Harry also pointed to the research showing the ‘safety in numbers’ effect for those involved in active transport. A study of relative risk to walkers and cyclists from Californian cities reports the dramatic reduction of risk as the percentage of journey-to-work share increases from less than 5% upwards.

There have been massive recent studies on the Global Burden of Disease (GBD), funded by Bill Gates, with health statistics gathered from all over the world. Harry pointed out that the GBD statistics show that millions are killed or injured on the roads globally, but these numbers are dwarfed by deaths and morbidity from cardio-vascular diseases(CVDs.) The most effective antidote to these CVDs is regular exercise. Evidence also shows that the main intervention for health seems to be shifting residence to Netherlands or Denmark! (These countries show a very high proportion of their population commuting by bicycle).

Peter Bass of TERNZ described the methods and aims of a study which is being developed in Mangere Central, Auckland called ‘Future Streets: TeAra Mua’. This case-control study starting in early 2015 is to be supported by a number of universities, councils and ACC, among others, with funding from MBIE. The aim is to measure the effects of retrofitting existing streets to make them safer and healthier. A lower socio-economic city area currently dominated by the car has been chosen as it is known that poorer suburbs have increased crash rates and inactivity-related diseases like CVDs and obesity.

Design principles of the study include reducing and making more consistent traffic speeds, with schools and the Mangere Central mall being priority destinations for safe walking and cycling . An arterial separated bike network will be an important infrastructure improvement.

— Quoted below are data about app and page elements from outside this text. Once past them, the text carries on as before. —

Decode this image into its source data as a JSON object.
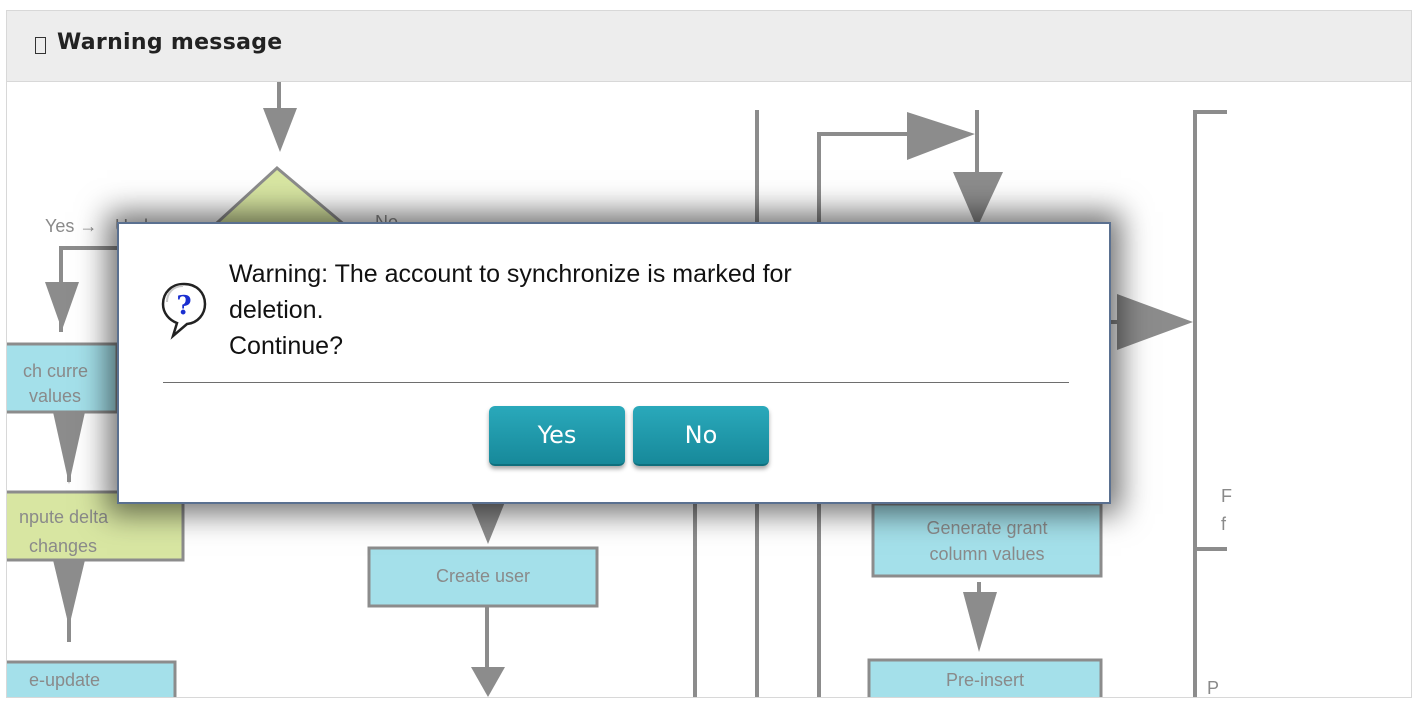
{
  "header": {
    "title": "Warning message",
    "icon": "generic-glyph-icon"
  },
  "diagram": {
    "labels": {
      "yes_branch": "Yes →",
      "update_partial": "Upda",
      "no_branch": "No",
      "fetch_current": [
        "ch curre",
        "values"
      ],
      "compute_delta": [
        "npute delta",
        "changes"
      ],
      "pre_update": "e-update",
      "create_user": "Create user",
      "generate_grant": [
        "Generate grant",
        "column values"
      ],
      "pre_insert": "Pre-insert",
      "right_partial": [
        "F",
        "f"
      ],
      "right_bottom_partial": "P"
    }
  },
  "dialog": {
    "icon": "question-speech-bubble-icon",
    "message_line1": "Warning: The account to synchronize is marked for",
    "message_line2": "deletion.",
    "message_line3": "Continue?",
    "yes_label": "Yes",
    "no_label": "No"
  },
  "colors": {
    "button": "#1f9aab",
    "cyan_box": "#a4e0ea",
    "green_box": "#d8e6a2",
    "arrow_gray": "#8c8c8c",
    "dialog_border": "#5a7090"
  }
}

Data collected will include vehicle, cycle and pedestrian movements and crashes, and door-to- door surveys of residents’ physical activity, travel patterns and social networks. Guiding principles of construction include the introduction of ‘self-explaining roads’ where motorists are encouraged to slow down because of the infrastructure design eg by narrowing the roads with cycleway construction and other measures. It is known that big, wide roads encourage speeding despite traditional slow-down signs. Peter emphasized that increasing road safety is predominantly a health issue—it not only reduces crashes, but reaps the major health benefits of safer walking and cycling. Analysis of data is timed for 2016.

Michael Keall, from the Dept. of Public Health, Wellington Medical School, described ‘the ACTIVE study–increasing cycling and walking in NZ cities’. ACTIVE is the acronym for ‘Activating Communities To Improve Vitality and Equality’. The design of the study was quasi-experimental with two intervention cities (Hastings and New Plymouth) matched to two control cities (Masterton and Whanganui). It sought to evaluate the impact of the creation of new cycling infrastructure (local government initiated and central government-funded) designed to make active travel easy and attractive.

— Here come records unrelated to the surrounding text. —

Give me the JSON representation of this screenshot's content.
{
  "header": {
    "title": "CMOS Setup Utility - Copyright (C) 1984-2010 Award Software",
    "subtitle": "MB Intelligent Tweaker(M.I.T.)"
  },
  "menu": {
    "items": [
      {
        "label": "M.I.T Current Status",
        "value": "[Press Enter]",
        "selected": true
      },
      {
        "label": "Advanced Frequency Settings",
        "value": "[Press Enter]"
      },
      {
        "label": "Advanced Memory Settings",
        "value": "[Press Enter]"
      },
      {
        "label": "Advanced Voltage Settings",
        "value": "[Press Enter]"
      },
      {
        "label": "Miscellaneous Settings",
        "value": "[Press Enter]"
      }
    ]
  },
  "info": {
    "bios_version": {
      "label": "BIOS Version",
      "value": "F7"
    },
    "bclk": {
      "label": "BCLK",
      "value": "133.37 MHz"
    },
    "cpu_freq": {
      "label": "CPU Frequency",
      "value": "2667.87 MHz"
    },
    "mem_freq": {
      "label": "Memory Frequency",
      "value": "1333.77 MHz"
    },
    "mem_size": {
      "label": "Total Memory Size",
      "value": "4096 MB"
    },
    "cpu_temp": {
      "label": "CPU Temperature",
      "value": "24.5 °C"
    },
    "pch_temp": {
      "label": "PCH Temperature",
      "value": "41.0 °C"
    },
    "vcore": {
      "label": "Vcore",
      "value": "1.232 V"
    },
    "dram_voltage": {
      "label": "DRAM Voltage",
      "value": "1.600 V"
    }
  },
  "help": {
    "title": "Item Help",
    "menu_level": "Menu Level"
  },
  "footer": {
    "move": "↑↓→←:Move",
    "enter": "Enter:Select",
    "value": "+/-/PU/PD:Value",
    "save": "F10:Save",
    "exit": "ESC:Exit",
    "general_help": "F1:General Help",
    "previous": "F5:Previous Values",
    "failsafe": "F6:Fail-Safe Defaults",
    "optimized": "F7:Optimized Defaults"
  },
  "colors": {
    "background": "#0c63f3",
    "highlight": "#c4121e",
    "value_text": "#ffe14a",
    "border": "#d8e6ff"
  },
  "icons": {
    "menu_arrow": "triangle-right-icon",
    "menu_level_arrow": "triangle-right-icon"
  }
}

Michael’s began by emphasizing that important health benefits of exercise arise only from its regularity: such habitual exercise can be obtained by routine commuting by cycling or walking, with the latter being part of most public transport trips also. He indicated that cars are becoming more dominant, accompanied by lower levels of active travel in many countries, including NZ. He noted the very low percentage of commuters who walk and cycle to work in New Zealand compared internationally (only the US and Australia are worse). Data also showed the strong correlation of reduced active travel and obesity (obesity rates in New Zealand are third highest globally, just behind the US and Mexico).

Analysis of household travel behavior data was obtained from the NZ Household Travel Survey home interviews from three consecutive years (2011-2013). In a first-stage evaluation, the rates of active transport in the treatment group were static compared with the control cities where the rates continued to decrease. The study’s conclusions were
that “the Model Communities programme can be
regarded as successful in arresting a strong trend towards ever-decreasing levels of active travel”.

[originally posted by Russell]